This might all seem obvious, but you only need to visit a site whose design is muddled on this topic to see how important it can be. As an example, take the homepage of Time. Like many news sites, rather than a waterfall design, Time has a complex hybrid column/grid design. The NYTimes has a similar design on its website homepage. The cues as to how frequently you should visit are muted in favor of offering up a sense of everything there is to offer from the site. The reader has to process a ton of stimuli in any single screen, with a wide variety of typeface sizes and weights, interspersed with photos.

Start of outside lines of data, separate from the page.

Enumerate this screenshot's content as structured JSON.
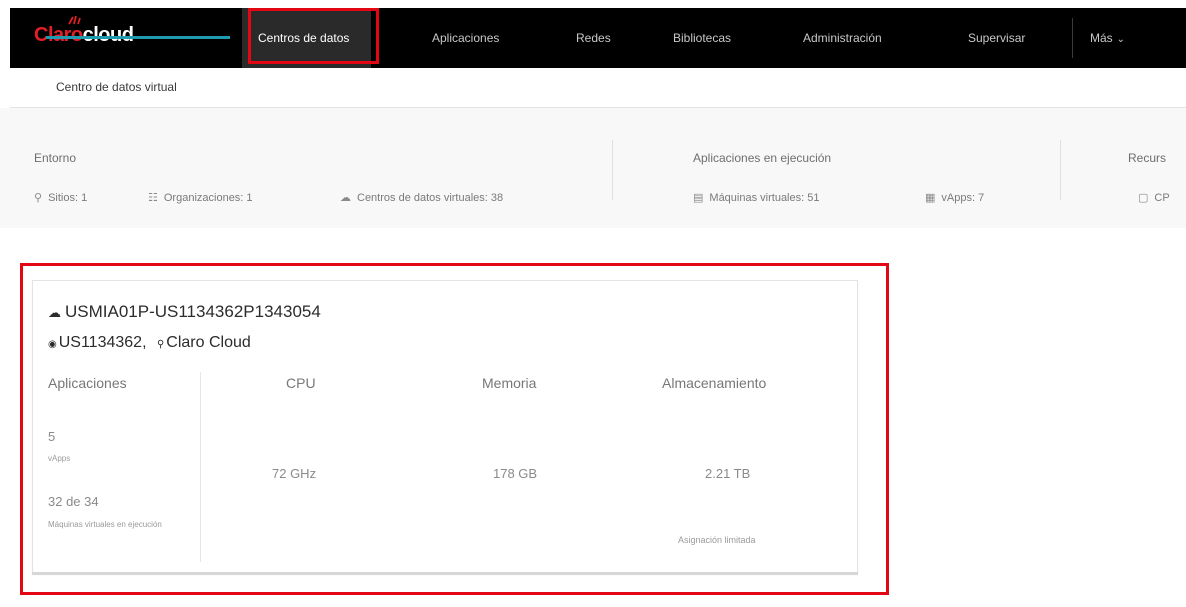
{
  "header": {
    "logo_brand": "Claro",
    "logo_product": "cloud",
    "nav": [
      {
        "label": "Centros de datos",
        "active": true
      },
      {
        "label": "Aplicaciones",
        "active": false
      },
      {
        "label": "Redes",
        "active": false
      },
      {
        "label": "Bibliotecas",
        "active": false
      },
      {
        "label": "Administración",
        "active": false
      },
      {
        "label": "Supervisar",
        "active": false
      },
      {
        "label": "Más",
        "active": false
      }
    ]
  },
  "subnav": {
    "tab": "Centro de datos virtual"
  },
  "summary": {
    "entorno": {
      "title": "Entorno",
      "sitios": "Sitios: 1",
      "organizaciones": "Organizaciones: 1",
      "centros": "Centros de datos virtuales: 38"
    },
    "aplicaciones": {
      "title": "Aplicaciones en ejecución",
      "maquinas": "Máquinas virtuales: 51",
      "vapps": "vApps: 7"
    },
    "recursos": {
      "title": "Recurs",
      "cpu": "CP"
    }
  },
  "card": {
    "title": "USMIA01P-US1134362P1343054",
    "org_id": "US1134362,",
    "site": "Claro Cloud",
    "apps_label": "Aplicaciones",
    "vapps_count": "5",
    "vapps_label": "vApps",
    "vm_count": "32 de 34",
    "vm_label": "Máquinas virtuales en ejecución",
    "cpu_label": "CPU",
    "cpu_value": "72 GHz",
    "mem_label": "Memoria",
    "mem_value": "178 GB",
    "storage_label": "Almacenamiento",
    "storage_value": "2.21 TB",
    "storage_note": "Asignación limitada"
  },
  "colors": {
    "accent_red": "#e30613",
    "brand_red": "#e11f26",
    "tab_underline": "#1f9bb0",
    "topbar_bg": "#000000"
  }
}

It's difficult to parse the rate of change on pages like this because the one single item within the grid can change but the rest of the page can remain unchanged and the user will have a hard time remembering what was where the last time they visited. In a waterfall design, change affects the entire page, shifting everything down. It means the user might miss something of importance, but it is unequivocally clear in signaling both cadence and priority to the user (many of these sites cope with the issue of the user missing critical items by adding a thinner column to the side of the main waterfall where they pin the top items for whatever time interval they treat as primary, which for most news sites is a day).
A site like Time or the NYTimes might offer the same signal to noise ratio as Twitter or Facebook, but the waterfall design of the latter feels like a more efficient way to seek out the signal. Sites like Time and the NYTimes explode out all the stories along multiple axes in different blocks of content, and that adds axes along which visitors must parse out that signal. The result is that I rarely if ever visit the homepage of the NYTimes; I use other sources of signal (for example, Twitter or Techmeme links) to send me directly to what I need within those sites. I don't think it's a coincidence that waterfall design sites sit at the top of my attention funnel. They both cry for my attention all the time and are hyper efficient designs for presenting me with high information density.

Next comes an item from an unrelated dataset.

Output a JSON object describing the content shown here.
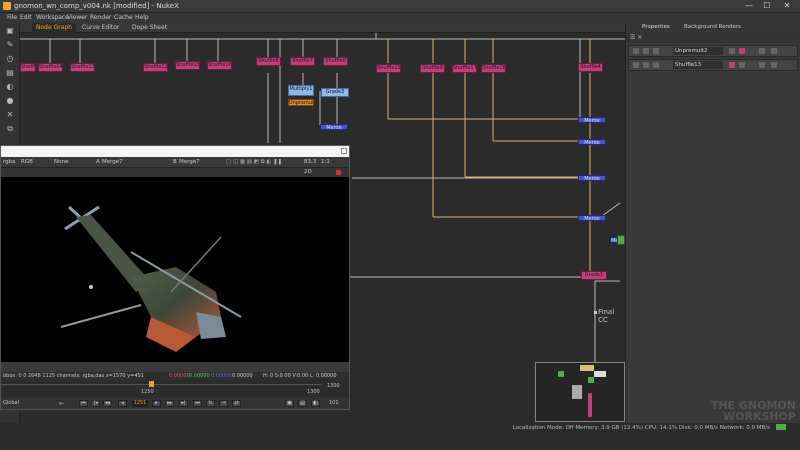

If you have a realistic target for visit frequency for your site, think about how to communicate it with your site's design. All sorts of cues are telling your user how often to return. As an exercise, you might look at these three sites. What does their design say to you about how often to visit and why? What do you imagine their realistic visit frequency is, and and how good a job you think they do at communicating that with their site design? Note that it's quite possible that some services don't even try to deal with the issue with their homepage design because they don't intend for most users to use their service by visiting the homepage regularly. For example, some services rely heavily on email to establish a cadence with users, like Dave Pell's Next Draft or Rex Sorgatz's ViewSource.